◆ TASK TO CARRY OUT
Please write out all the entries exactly, without the pictures.

◆ DATA UNDER STUDY
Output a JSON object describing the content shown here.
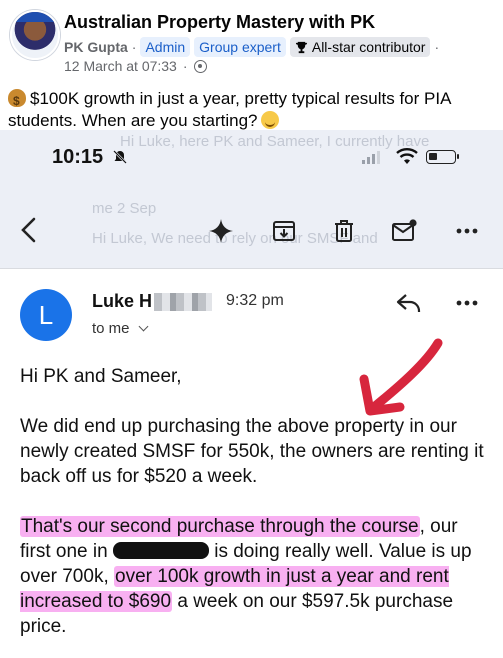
{
  "post": {
    "group_name": "Australian Property Mastery with PK",
    "author": "PK Gupta",
    "separator": "·",
    "badges": [
      "Admin",
      "Group expert",
      "All-star contributor"
    ],
    "date": "12 March at 07:33",
    "text_main": "$100K growth in just a year, pretty typical results for PIA students. When are you starting?"
  },
  "screenshot": {
    "status_time": "10:15",
    "bg_previous": {
      "line1": "Hi Luke, here PK and Sameer, I currently have",
      "line2": "me  2 Sep",
      "line3": "Hi Luke, We need to rely on our SMSF and"
    },
    "email": {
      "avatar_letter": "L",
      "sender": "Luke H",
      "time": "9:32 pm",
      "to": "to me",
      "greeting": "Hi PK and Sameer,",
      "para1": "We did end up purchasing the above property in our newly created SMSF for 550k, the owners are renting it back off us for $520 a week.",
      "para2_hl1": "That's our second purchase through the course",
      "para2_a": ", our first one in",
      "para2_b": "is doing really well. Value is up over 700k,",
      "para2_hl2": "over 100k growth in just a year and rent increased to $690",
      "para2_c": "a week on our $597.5k purchase price."
    }
  }
}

◆ EXPECTED ANSWER
Output a JSON object describing the content shown here.
{
  "post": {
    "group_name": "Australian Property Mastery with PK",
    "author": "PK Gupta",
    "separator": "·",
    "badges": [
      "Admin",
      "Group expert",
      "All-star contributor"
    ],
    "date": "12 March at 07:33",
    "text_main": "$100K growth in just a year, pretty typical results for PIA students. When are you starting?"
  },
  "screenshot": {
    "status_time": "10:15",
    "bg_previous": {
      "line1": "Hi Luke, here PK and Sameer, I currently have",
      "line2": "me  2 Sep",
      "line3": "Hi Luke, We need to rely on our SMSF and"
    },
    "email": {
      "avatar_letter": "L",
      "sender": "Luke H",
      "time": "9:32 pm",
      "to": "to me",
      "greeting": "Hi PK and Sameer,",
      "para1": "We did end up purchasing the above property in our newly created SMSF for 550k, the owners are renting it back off us for $520 a week.",
      "para2_hl1": "That's our second purchase through the course",
      "para2_a": ", our first one in",
      "para2_b": "is doing really well. Value is up over 700k,",
      "para2_hl2": "over 100k growth in just a year and rent increased to $690",
      "para2_c": "a week on our $597.5k purchase price."
    }
  }
}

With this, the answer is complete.